Further support is found in the fact that the seven letters are a brief retelling of Old Israel’s history (following Israel’s festal calendar). Once this is observed, the use of the names of Old Testament characters suddenly makes perfect sense.

Ephesus (the fall) – The Garden of Eden (Sabbath/Day 1)
Smyrna (prison/door) – Joseph and Israel in Egypt (Passover/Day 2)
Pergamum (priests) – Balak, Balaam and the serpent (Firstfruits/Day 3)
Thyatira (kings) – Ahab and Jezebel (Pentecost/Day 4)
Sardis (prophets) – Repent and wake up or be invaded (Trumpets/Day 5)
Philadelphia (restoration) – An open door (Atonement/Day 6)
Laodicea (first century Judaism) – False food and riches (Booths/Day 7)

Following the seven letters, John’s “little book” containing the last warnings to Jerusalem is like an eighth letter. The budding sins which Jesus critiques in the fledgling church are shown to be full grown in the worship in Jerusalem (the harlot and false prophet are a Jewish Jezebel and Jewish Balaam, ruling and cursing Jerusalem). The Lampstand was made to look like an almond tree, literally a “watcher tree.”

The word of the LORD came to me saying, “What do you see, Jeremiah?” And I said, “I see a rod of an almond tree.”(Jeremiah 1:11)

These New Covenant “watchmen” watch on as she is destroyed. So, the letters are a prophecy of future Church history, but the imminent future of the “Firstfruits” Church, leading up to AD70, with only a brief glimpse of “the age to come” in chapter 20.

The meanings of the names of the cities also seem significant in identifying the “dominion” pattern:

Ephesus (Creation) – “First, Desirable” (Genesis – Sabbath)
Smyrna (Division) – “Bitter Affliction” (Exodus – Passover)
Pergamum (Ascension) – “Earthly Heighth” (Leviticus – Firstfruits)
Thyatira (Testing) – “Sacrifice of Labor” (Numbers – Pentecost)
Sardis (Maturity) – “Prince of Joy” (Deuteronomy – Trumpets)
Philadelphia (Conquest) – “Love of a Brother” (Joshua – Atonement)
Laodicea (Glorification) – “Just People” (Judges – Booths)
 

As Jordan observes, the Church pastors are the seven stars in Jesus’ right hand. Jesus is the new Tabernacle, and His right hand is the new Lampstand, one whose light multiplies and reaches every corner of the earth.

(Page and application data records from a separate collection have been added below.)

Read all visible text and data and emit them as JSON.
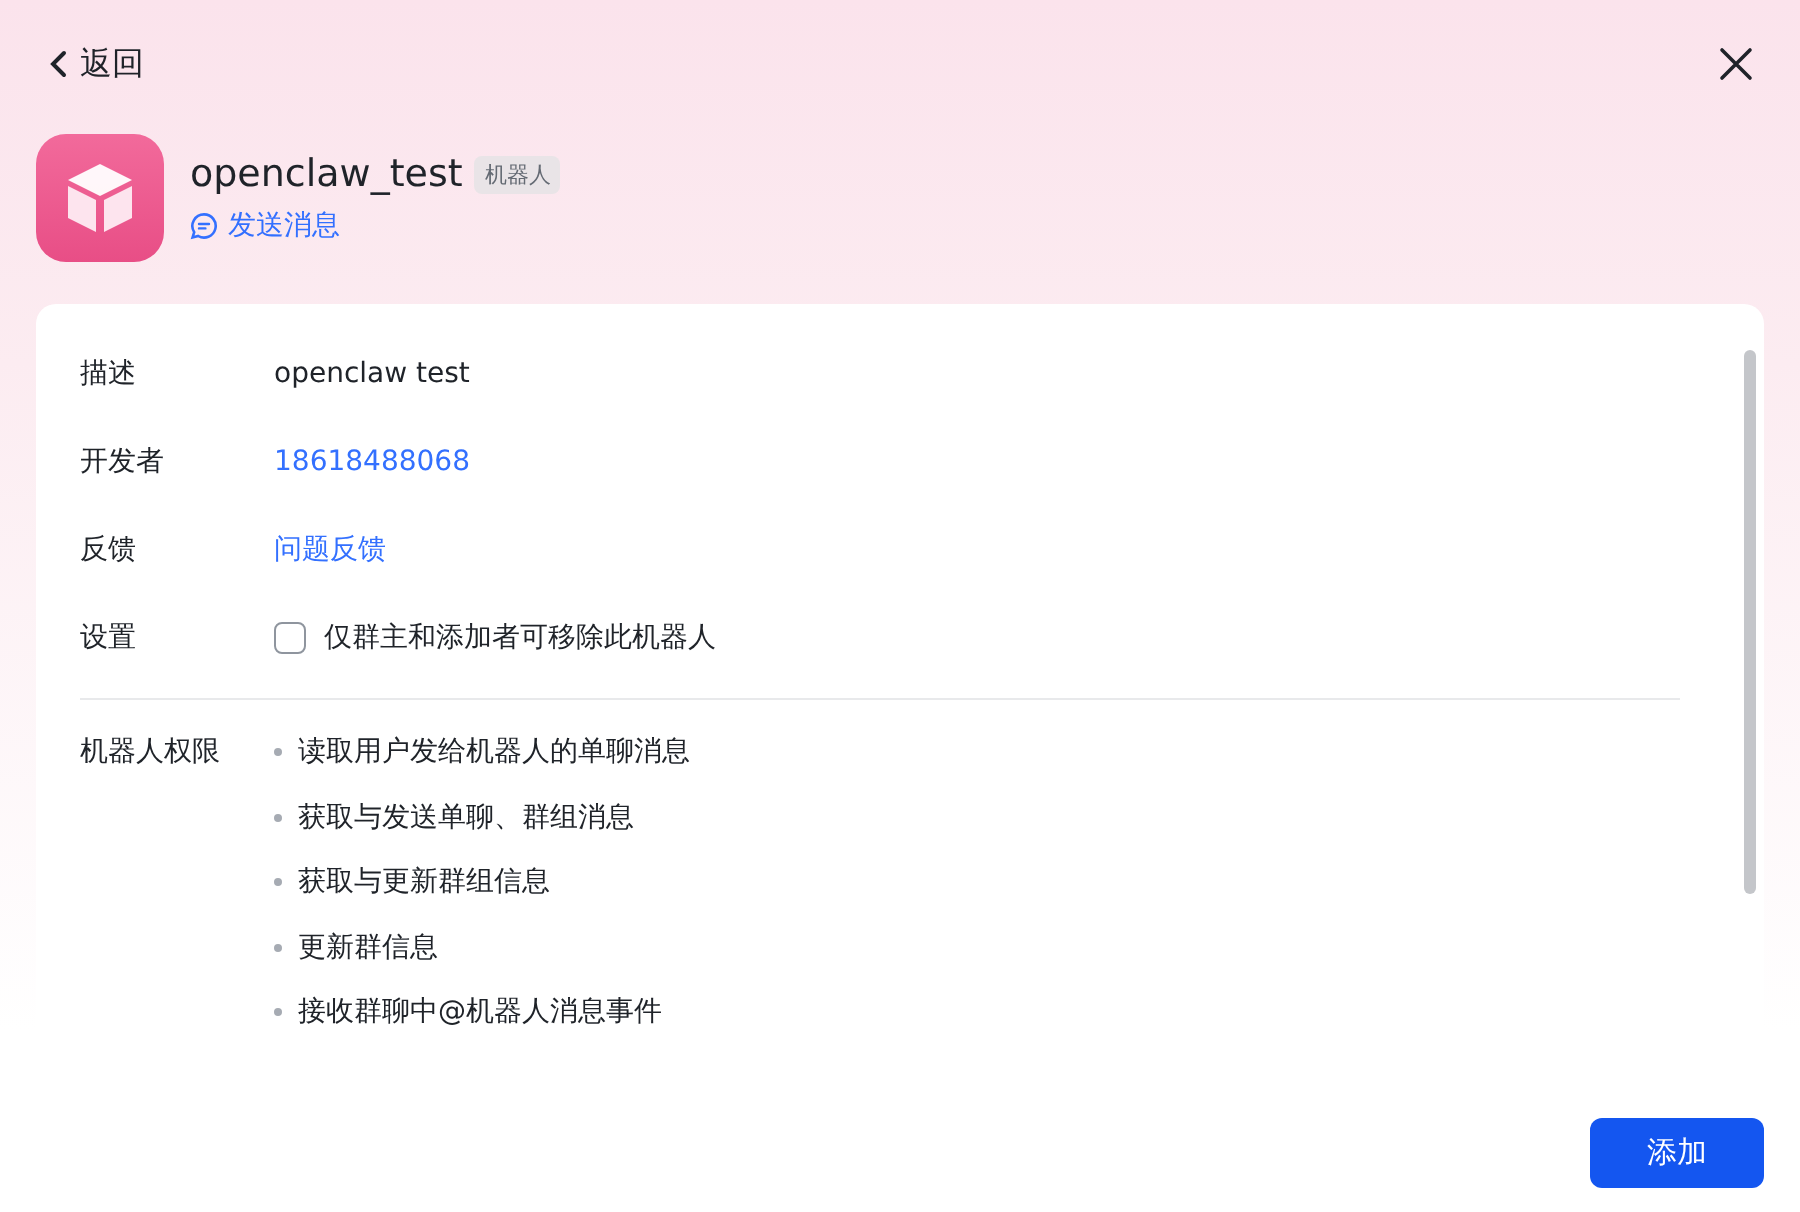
{
  "header": {
    "back_label": "返回"
  },
  "bot": {
    "name": "openclaw_test",
    "tag": "机器人",
    "send_message": "发送消息"
  },
  "details": [
    {
      "kind": "text",
      "label": "描述",
      "value": "openclaw test"
    },
    {
      "kind": "link",
      "label": "开发者",
      "value": "18618488068"
    },
    {
      "kind": "link",
      "label": "反馈",
      "value": "问题反馈"
    },
    {
      "kind": "checkbox",
      "label": "设置",
      "value": "仅群主和添加者可移除此机器人",
      "checked": false
    }
  ],
  "permissions": {
    "label": "机器人权限",
    "items": [
      "读取用户发给机器人的单聊消息",
      "获取与发送单聊、群组消息",
      "获取与更新群组信息",
      "更新群信息",
      "接收群聊中@机器人消息事件"
    ]
  },
  "footer": {
    "button": "添加"
  }
}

For more on the Book of Revelation, I recommend James Jordan’s summary The Vindication of Jesus Christ, and then his lecture series available from www.wordmp3.com.

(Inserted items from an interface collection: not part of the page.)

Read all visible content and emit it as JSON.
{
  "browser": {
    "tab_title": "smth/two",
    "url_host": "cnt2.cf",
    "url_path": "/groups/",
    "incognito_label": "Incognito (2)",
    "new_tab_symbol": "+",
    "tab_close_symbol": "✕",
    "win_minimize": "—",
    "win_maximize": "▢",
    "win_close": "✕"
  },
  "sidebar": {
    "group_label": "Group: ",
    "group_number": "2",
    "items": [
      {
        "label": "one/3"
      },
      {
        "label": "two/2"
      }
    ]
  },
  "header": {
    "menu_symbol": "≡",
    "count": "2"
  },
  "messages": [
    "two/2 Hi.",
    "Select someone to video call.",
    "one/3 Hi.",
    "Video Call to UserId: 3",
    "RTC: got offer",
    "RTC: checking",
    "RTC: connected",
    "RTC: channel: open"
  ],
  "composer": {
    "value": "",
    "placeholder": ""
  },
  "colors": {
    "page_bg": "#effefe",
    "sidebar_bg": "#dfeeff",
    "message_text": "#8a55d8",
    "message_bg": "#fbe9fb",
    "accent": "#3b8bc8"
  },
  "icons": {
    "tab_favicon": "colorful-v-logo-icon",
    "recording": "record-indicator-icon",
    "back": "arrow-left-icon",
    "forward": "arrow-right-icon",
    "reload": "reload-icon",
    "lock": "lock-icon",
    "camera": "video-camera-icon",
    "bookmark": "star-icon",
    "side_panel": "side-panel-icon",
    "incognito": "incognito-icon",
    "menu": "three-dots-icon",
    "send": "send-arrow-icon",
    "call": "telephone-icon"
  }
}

Downsampling the Word

In Steven Spielberg’s 1977 movie Close Encounters of the Third Kind, Roy Neary (Richard Dreyfuss) cannot get the image of the Devil’s Tower out of his mind. At the dinner table, maddened by this new obsession, he recreates the mountain in mashed potato. Finally, he notices the distress of his family, but he comments, through some tears, “Well I guess you’ve noticed something’s a little strange with Dad. It’s OK. I’m still Dad. I can’t describe it, what I’m feeling, what I’m thinking. This means something. This is important.”